Sometimes we can find that any attempt to 'work with' a difficult experience just feels plain wrong to us. A few years ago a friend of mine died unexpectedly, and I had a pretty rough time with grief for a while afterwards. I actually went straight from his funeral to a ten-day meditation retreat - which I would not necessarily recommend doing - and it became immediately clear that grief was going to dominate the retreat for me. A couple of meditation teachers I knew suggested ways of working with the grief in my meditation practice, but it felt totally wrong to me - it seemed disrespectful to his memory to try to make myself feel better using a clever mental trick. In retrospect, I realised that whenever I was trying to 'work with' the grief, I had quite a strong thread of aversion to the grief wrapped up in what I was doing - part of me really wanted to play the spiritual bypassing card and just not deal with it at all. Fortunately I had just about enough wherewithal to realise on some level what was going on, hence the feelings of discomfort and wrongness whenever I would start to do that. Ultimately I spent a few days just sitting with it, not trying to do anything at all.

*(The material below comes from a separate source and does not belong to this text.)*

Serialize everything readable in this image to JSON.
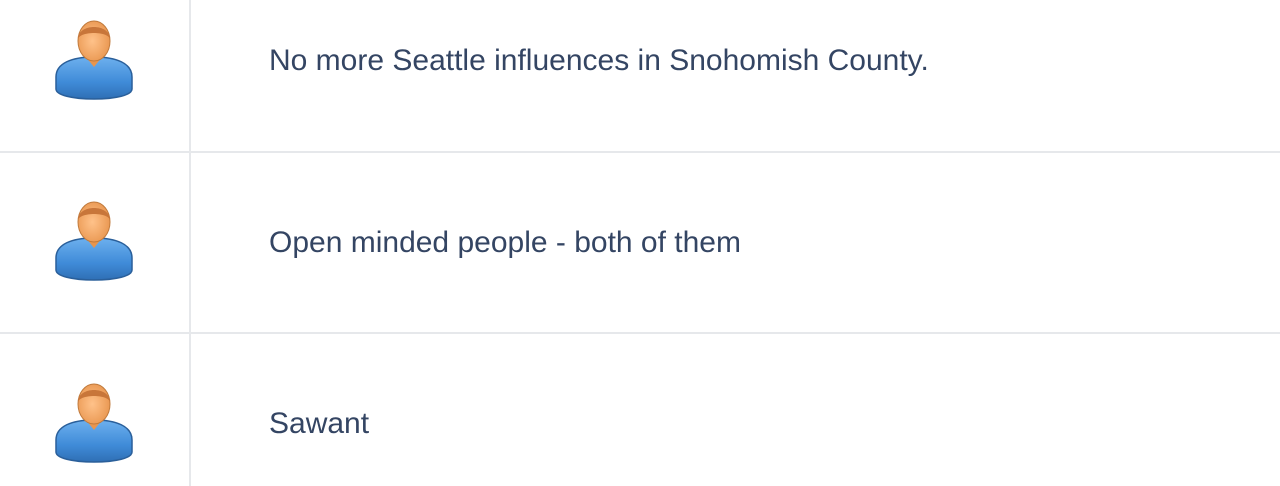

Finally, something shifted just a little bit, and I was able to bring a tiny bit of self-compassion in to the experience, after which it got a lot easier. But it took those first few days to process enough of the grief that the compassion could be genuine, rather than an avoidance strategy.
This stuff is not easy. There's no simple trick to sort it all out every time. But, with time and patience, we can find our way through the maze of karmic baggage - and ultimately come out the other side, lighter, freer, and with a more open heart.
Matt teaches early Buddhist and Zen meditation practices for the benefit of all. May you be happy!